Every line with "Fast" in it must be copied from the data.

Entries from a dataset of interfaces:
+===+

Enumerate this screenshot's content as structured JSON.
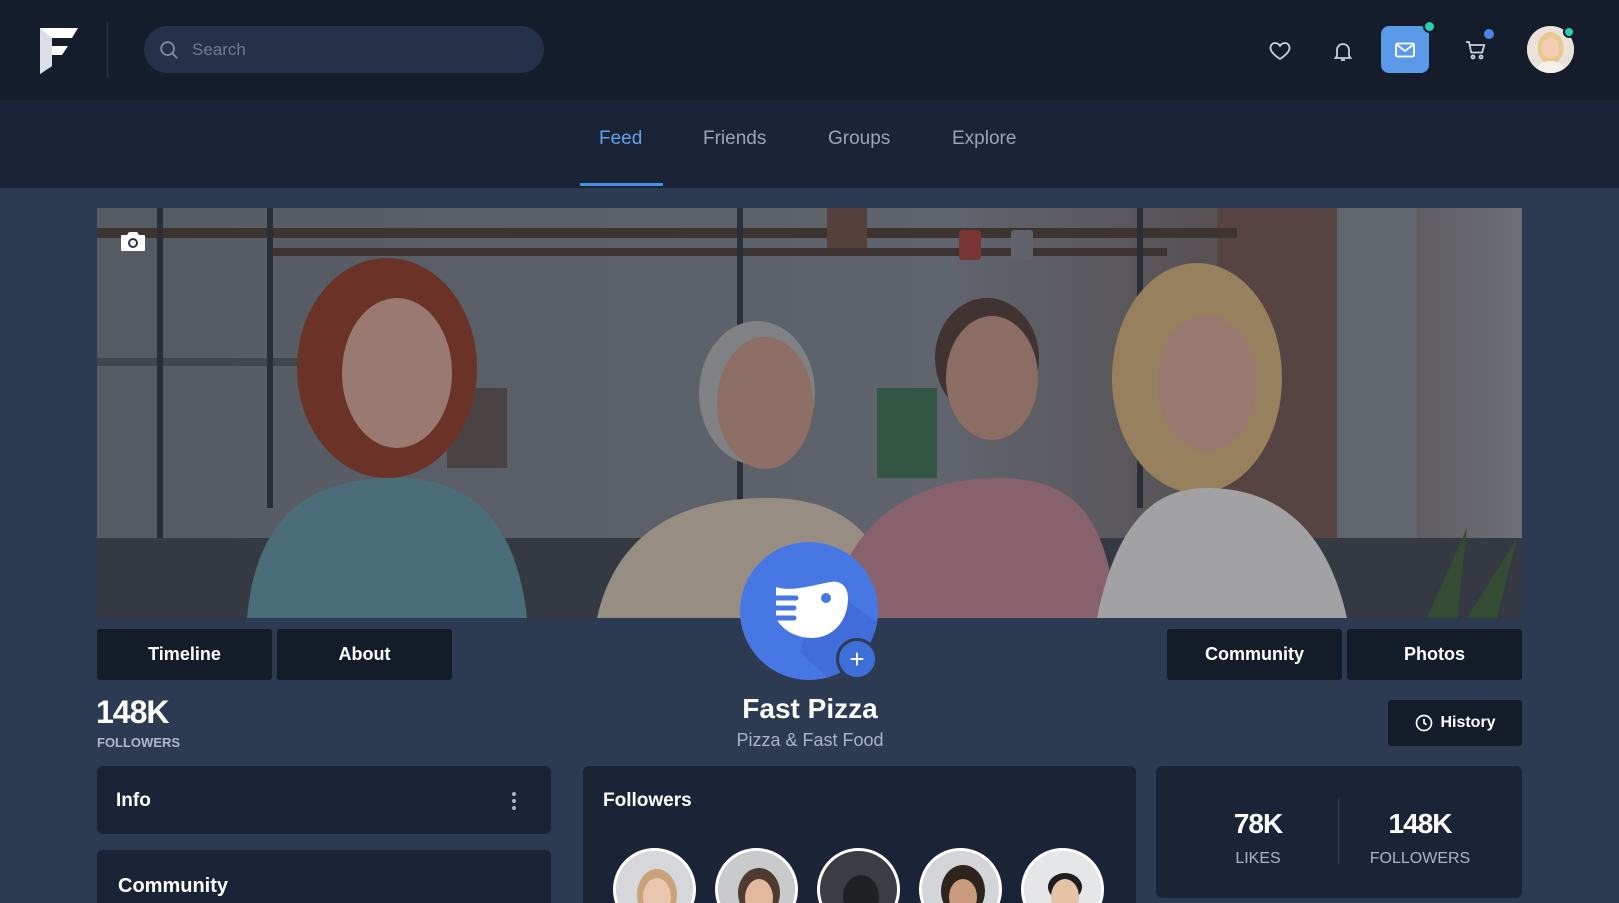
{
  "header": {
    "search_placeholder": "Search",
    "accent": "#5b9ae8",
    "notification_dot_color": "#28d1b4"
  },
  "nav": {
    "tabs": [
      {
        "label": "Feed",
        "active": true
      },
      {
        "label": "Friends",
        "active": false
      },
      {
        "label": "Groups",
        "active": false
      },
      {
        "label": "Explore",
        "active": false
      }
    ]
  },
  "profile": {
    "name": "Fast Pizza",
    "category": "Pizza & Fast Food",
    "buttons": {
      "timeline": "Timeline",
      "about": "About",
      "community": "Community",
      "photos": "Photos",
      "history": "History"
    },
    "followers_count": "148K",
    "followers_label": "FOLLOWERS"
  },
  "cards": {
    "info_title": "Info",
    "community_title": "Community",
    "followers_title": "Followers",
    "stats": {
      "likes_value": "78K",
      "likes_label": "LIKES",
      "followers_value": "148K",
      "followers_label": "FOLLOWERS"
    }
  },
  "icons": [
    "search-icon",
    "heart-icon",
    "bell-icon",
    "mail-icon",
    "cart-icon",
    "camera-icon",
    "plus-icon",
    "clock-icon",
    "kebab-icon"
  ]
}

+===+

» **Output**
    "name": "Fast Pizza",
    "category": "Pizza & Fast Food",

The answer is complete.